When Greens Cafe opened in the mid eighties, one of our signature dishes was grilled chicken breasts with tomatillo sauce. We made the sauce by chopping onions, tomatillos and cilantro, which we blitzed with cumin, salt and chicken stock. It was good and tasty, but, I later realized, a little one-dimensional.
Years later, while traveling in the Yucatán, Ionah and I had a memorable Sunday lunch in Mérida, in a grand but crumbling old colonial hotel, with toucans and giant palms in the dining room, which was a kind of exotic bird house open to the sky. I kept my hat on and she wore a colorful scarf. Continue reading “Pipian Verde”→
Spring time in Denver can be a precarious time, especially if you happen to be a sensitive flower. If someone planted you within the last couple of weeks, during the recent tee-shirt and sandal spell, you would now be a wilted thing and sadly, out of luck: destined to be turned over and forked under the cold, soaked soil, because we just had a late mother of a snow storm. Continue reading “Mint pesto with Asparagus, parmigiano-reggiano and a poached egg…”→
I love simple, inexpensive, delicious food, and much of that comes from the resourceful kitchens of southern Italy. Ionah’s mother Euza, who’s from Brazil, but whose veins pulse with vibrant Italian blood, is an excellent cook and tango dancer extraordinaire. She has a talented weakness for all things Italian and one of those things is a simple family dish that we call spaghetti with broccoli.She used to make it for the family when they were kids growing up in Rhode Island. Ionah continues the tradition, and whenever the pasta pot comes rolling to a boil around here, it’s often spaghetti with broccoli that fills it up. Continue reading “Spaghetti with broccoli”→
Couple of years back, Ionah and I were returning from a Christmas visit to Ireland. We landed in Dallas Forth worth to catch our connecting flight home to Denver. It was a blustery landing and just as we cleared customs and were trying to figure out how to get to our terminal, a medium-sized tornado touched down on the landing strip.
Alarms went off, uniformed guards shouted at us to stay calm and a group of us, a hundred or so were herded by security over to the toilets, where we remained for an hour until the danger had passed. We later found out 160 planes were damaged. Hundreds of flights, including ours, were cancelled. Continue reading “Brussels Sprouts”→
If there’s rice about — a carrot, a parsnip, an onion, some garlic, the odd stick of celery, a few spices — you can make this now. I call it root rice for two reasons.
Number one, because most of the ingredients come from under the ground. The onset of winter is a fitting time of year — when light is at its lowest, sleep at its heaviest and thoughts at their darkest — to introduce energizing roots to our diet. Sure, they thrive alone, cold and burrowing in the dark, but, with a little prodding, a little cheering on, they can bring gifts of comfort and warmth to the table. They are not called roots for nothing. Eat them and rooted you will be. Continue reading “Root Rice”→

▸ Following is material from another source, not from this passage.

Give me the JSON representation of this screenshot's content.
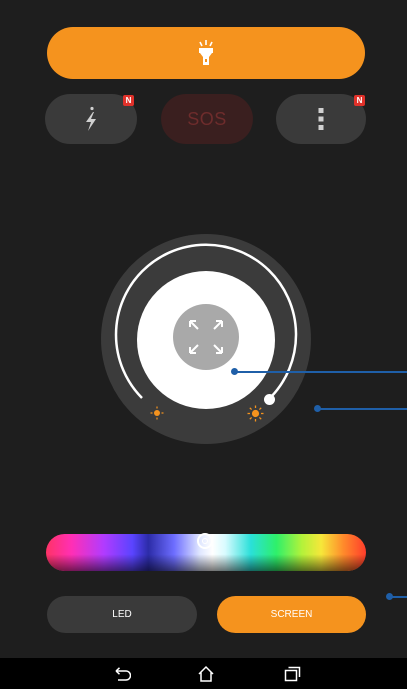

Summer’s almost gone, and it’s a sad and beautiful time at the foot of the Rockies, as we say a tearful goodbye to chilled rosé, and a hello again to the charming allure of red wine.

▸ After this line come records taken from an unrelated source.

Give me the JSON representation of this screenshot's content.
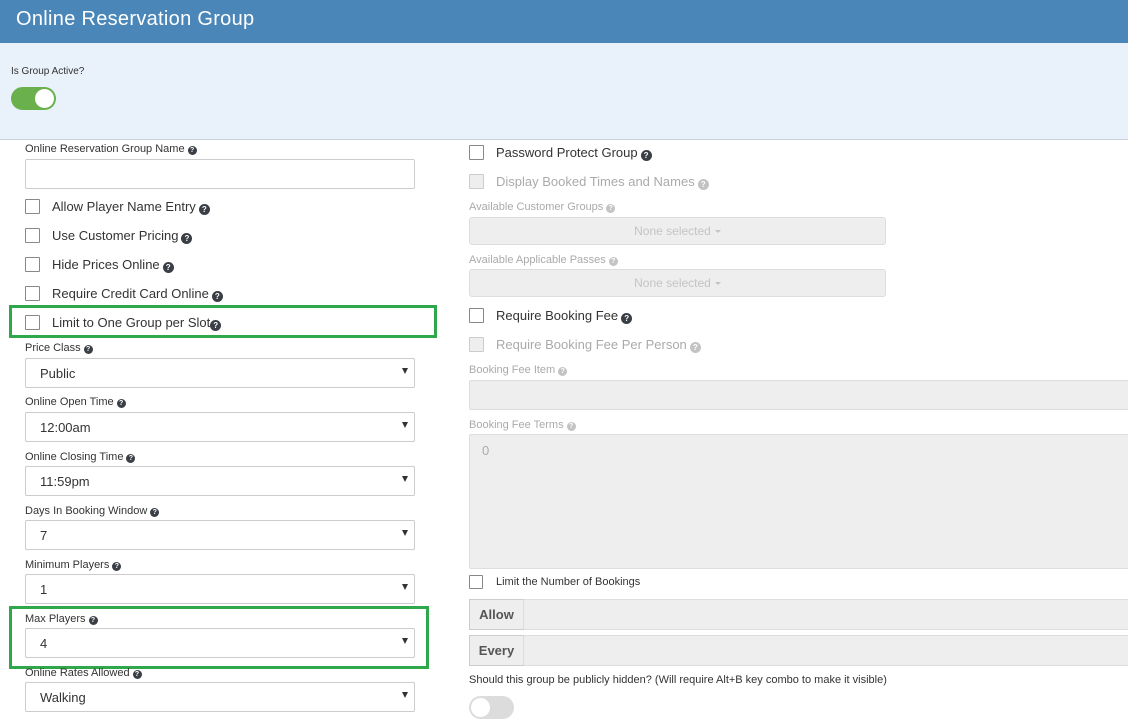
{
  "header": {
    "title": "Online Reservation Group"
  },
  "group_active": {
    "label": "Is Group Active?",
    "value": true
  },
  "left": {
    "group_name": {
      "label": "Online Reservation Group Name",
      "value": ""
    },
    "checkboxes": [
      {
        "label": "Allow Player Name Entry",
        "checked": false
      },
      {
        "label": "Use Customer Pricing",
        "checked": false
      },
      {
        "label": "Hide Prices Online",
        "checked": false
      },
      {
        "label": "Require Credit Card Online",
        "checked": false
      },
      {
        "label": "Limit to One Group per Slot",
        "checked": false
      }
    ],
    "selects": [
      {
        "label": "Price Class",
        "value": "Public"
      },
      {
        "label": "Online Open Time",
        "value": "12:00am"
      },
      {
        "label": "Online Closing Time",
        "value": "11:59pm"
      },
      {
        "label": "Days In Booking Window",
        "value": "7"
      },
      {
        "label": "Minimum Players",
        "value": "1"
      },
      {
        "label": "Max Players",
        "value": "4"
      },
      {
        "label": "Online Rates Allowed",
        "value": "Walking"
      }
    ]
  },
  "right": {
    "password_protect": {
      "label": "Password Protect Group",
      "checked": false
    },
    "display_booked": {
      "label": "Display Booked Times and Names",
      "checked": false,
      "disabled": true
    },
    "customer_groups": {
      "label": "Available Customer Groups",
      "value": "None selected"
    },
    "applicable_passes": {
      "label": "Available Applicable Passes",
      "value": "None selected"
    },
    "require_booking_fee": {
      "label": "Require Booking Fee",
      "checked": false
    },
    "booking_fee_per_person": {
      "label": "Require Booking Fee Per Person",
      "checked": false,
      "disabled": true
    },
    "booking_fee_item": {
      "label": "Booking Fee Item",
      "value": ""
    },
    "booking_fee_terms": {
      "label": "Booking Fee Terms",
      "value": "0"
    },
    "limit_bookings": {
      "label": "Limit the Number of Bookings",
      "checked": false
    },
    "allow_addon": "Allow",
    "every_addon": "Every",
    "hidden_question": "Should this group be publicly hidden? (Will require Alt+B key combo to make it visible)",
    "hidden_value": false
  },
  "colors": {
    "header": "#4a86b8",
    "panel": "#e9f1fb",
    "toggle_on": "#6ab04c",
    "highlight": "#2ea84a"
  },
  "icons": {
    "help": "question-circle-icon",
    "caret": "caret-down-icon"
  }
}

No matter how tempted we are by the fresh crop of cabbages at our local farmers market — just one look sends me into salty fermenting memories of shredding and pounding last year’s kraut — or by the new crop of hard squash, which, as I leer into the bin, finds me rekindling a summer long, lost relationship with my oven; it pleads and cajoles: come back to me baby, turn me on, lay something on my big steel rack — I still, during these last beautiful days of autumn, only have eyes for the love apple: the pomme d’amour, the wild and unkempt luscious heirloom tomato. Continue reading “Gazpacho”→
A surprisingly broad range of skills is required to cook successfully in a professional kitchen. Your most crucial tool is not, as many would assume, your knife: it’s your body. For a start, you need a good set of oiled knees. Then, you need a reliably sharp back: one you don’t have to constantly watch over and hone. You need a set of feet that won’t let you down. You need them to kick walk-in cooler and oven doors closed, because your hands are always busy working overtime, balancing pans of sizzling flesh in hot oil, or filthy from gouging out glops of congealed fat from the corners of a forgotten roasting pan.
You need a pair of arms long enough to grapple a 32 quart stock pot full of steaming liquid and bones. Needless to say, you need your hands, and they better be good, and fingers nimble as a raccoon’s. You got to move with the grace of a dancer and you’ve got to balance a solid head on those exhausted shoulders. Stamina is key. A sarcastic disposition comes in handy. It helps if you are under forty— and it helps if you can cook. Continue reading “Eggplant Rillettes”→